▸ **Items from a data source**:

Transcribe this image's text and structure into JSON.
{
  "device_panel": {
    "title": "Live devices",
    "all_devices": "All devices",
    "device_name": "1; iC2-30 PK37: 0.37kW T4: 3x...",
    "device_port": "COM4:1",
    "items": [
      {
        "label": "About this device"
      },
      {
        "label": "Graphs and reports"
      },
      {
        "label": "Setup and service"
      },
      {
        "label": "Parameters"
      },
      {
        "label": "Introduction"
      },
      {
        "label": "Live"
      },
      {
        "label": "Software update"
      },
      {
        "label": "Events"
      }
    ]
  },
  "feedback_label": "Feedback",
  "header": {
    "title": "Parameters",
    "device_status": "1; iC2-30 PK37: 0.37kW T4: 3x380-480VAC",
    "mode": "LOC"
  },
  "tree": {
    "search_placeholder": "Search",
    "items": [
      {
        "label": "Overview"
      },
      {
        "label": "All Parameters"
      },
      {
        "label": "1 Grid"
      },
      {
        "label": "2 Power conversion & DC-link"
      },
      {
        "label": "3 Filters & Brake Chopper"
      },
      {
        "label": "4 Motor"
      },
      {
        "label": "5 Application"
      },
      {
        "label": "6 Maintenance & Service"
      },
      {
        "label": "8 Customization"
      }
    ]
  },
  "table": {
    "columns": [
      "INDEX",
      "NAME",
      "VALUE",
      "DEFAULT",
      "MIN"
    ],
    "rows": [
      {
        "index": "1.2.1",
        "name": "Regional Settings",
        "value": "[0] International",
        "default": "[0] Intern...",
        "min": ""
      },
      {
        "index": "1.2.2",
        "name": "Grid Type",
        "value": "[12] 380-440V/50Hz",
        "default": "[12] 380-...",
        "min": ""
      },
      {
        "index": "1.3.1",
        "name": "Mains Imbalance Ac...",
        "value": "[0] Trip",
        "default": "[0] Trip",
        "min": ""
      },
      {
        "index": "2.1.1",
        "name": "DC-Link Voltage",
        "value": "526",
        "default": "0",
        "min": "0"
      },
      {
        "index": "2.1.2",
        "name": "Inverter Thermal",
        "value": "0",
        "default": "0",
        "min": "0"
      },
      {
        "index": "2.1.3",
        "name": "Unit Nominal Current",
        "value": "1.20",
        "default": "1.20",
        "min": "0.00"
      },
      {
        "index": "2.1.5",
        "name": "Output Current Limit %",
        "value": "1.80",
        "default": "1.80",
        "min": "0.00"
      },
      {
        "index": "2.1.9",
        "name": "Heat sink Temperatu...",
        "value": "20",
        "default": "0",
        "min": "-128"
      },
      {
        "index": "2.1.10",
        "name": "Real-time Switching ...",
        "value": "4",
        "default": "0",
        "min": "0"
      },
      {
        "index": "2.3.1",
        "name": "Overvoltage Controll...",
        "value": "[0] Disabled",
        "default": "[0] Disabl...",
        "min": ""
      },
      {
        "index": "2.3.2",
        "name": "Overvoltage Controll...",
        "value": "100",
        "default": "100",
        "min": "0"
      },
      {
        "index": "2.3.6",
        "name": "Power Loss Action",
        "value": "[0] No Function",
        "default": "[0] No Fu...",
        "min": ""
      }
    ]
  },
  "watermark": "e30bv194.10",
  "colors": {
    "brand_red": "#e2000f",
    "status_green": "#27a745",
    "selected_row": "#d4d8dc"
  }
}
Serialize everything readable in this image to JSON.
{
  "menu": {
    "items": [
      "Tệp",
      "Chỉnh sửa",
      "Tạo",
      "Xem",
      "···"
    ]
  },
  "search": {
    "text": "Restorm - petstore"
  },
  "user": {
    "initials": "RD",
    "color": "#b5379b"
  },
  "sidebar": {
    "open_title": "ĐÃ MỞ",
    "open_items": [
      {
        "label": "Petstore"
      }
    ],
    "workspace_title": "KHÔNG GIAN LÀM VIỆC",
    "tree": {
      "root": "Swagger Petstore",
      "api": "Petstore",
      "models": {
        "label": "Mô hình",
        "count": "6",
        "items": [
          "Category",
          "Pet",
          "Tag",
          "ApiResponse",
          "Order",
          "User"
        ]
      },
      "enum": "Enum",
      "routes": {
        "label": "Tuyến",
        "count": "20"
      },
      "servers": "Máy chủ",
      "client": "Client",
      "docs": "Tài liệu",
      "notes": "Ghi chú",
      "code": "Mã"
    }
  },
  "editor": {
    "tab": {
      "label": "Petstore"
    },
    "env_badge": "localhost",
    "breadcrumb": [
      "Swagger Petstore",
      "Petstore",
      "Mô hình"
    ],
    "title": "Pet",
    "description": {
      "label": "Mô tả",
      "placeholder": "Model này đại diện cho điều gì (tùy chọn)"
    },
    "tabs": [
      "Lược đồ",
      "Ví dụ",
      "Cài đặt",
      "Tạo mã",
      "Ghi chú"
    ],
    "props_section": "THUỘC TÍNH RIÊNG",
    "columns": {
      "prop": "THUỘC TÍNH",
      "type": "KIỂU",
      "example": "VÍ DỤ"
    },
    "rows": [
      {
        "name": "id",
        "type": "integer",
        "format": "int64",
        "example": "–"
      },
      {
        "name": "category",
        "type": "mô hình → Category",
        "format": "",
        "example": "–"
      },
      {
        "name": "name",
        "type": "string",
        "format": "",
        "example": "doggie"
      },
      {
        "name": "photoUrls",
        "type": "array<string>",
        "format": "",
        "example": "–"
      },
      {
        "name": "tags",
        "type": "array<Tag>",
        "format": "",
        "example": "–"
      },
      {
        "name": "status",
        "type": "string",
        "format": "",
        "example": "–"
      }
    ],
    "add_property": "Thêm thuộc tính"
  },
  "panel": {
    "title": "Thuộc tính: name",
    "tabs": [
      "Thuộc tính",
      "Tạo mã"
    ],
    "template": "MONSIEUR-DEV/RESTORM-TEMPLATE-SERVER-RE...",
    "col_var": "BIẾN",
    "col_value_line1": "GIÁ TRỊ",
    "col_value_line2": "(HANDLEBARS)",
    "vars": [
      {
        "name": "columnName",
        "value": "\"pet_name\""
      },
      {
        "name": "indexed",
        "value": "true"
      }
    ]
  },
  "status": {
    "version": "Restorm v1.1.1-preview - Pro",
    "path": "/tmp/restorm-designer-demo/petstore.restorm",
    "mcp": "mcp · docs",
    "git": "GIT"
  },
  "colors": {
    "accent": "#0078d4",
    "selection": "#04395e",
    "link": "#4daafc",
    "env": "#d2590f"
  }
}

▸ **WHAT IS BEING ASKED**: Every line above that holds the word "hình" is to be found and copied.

▸ **FINAL ANSWER**:
        "label": "Mô hình",
      "Mô hình"
        "type": "mô hình → Category",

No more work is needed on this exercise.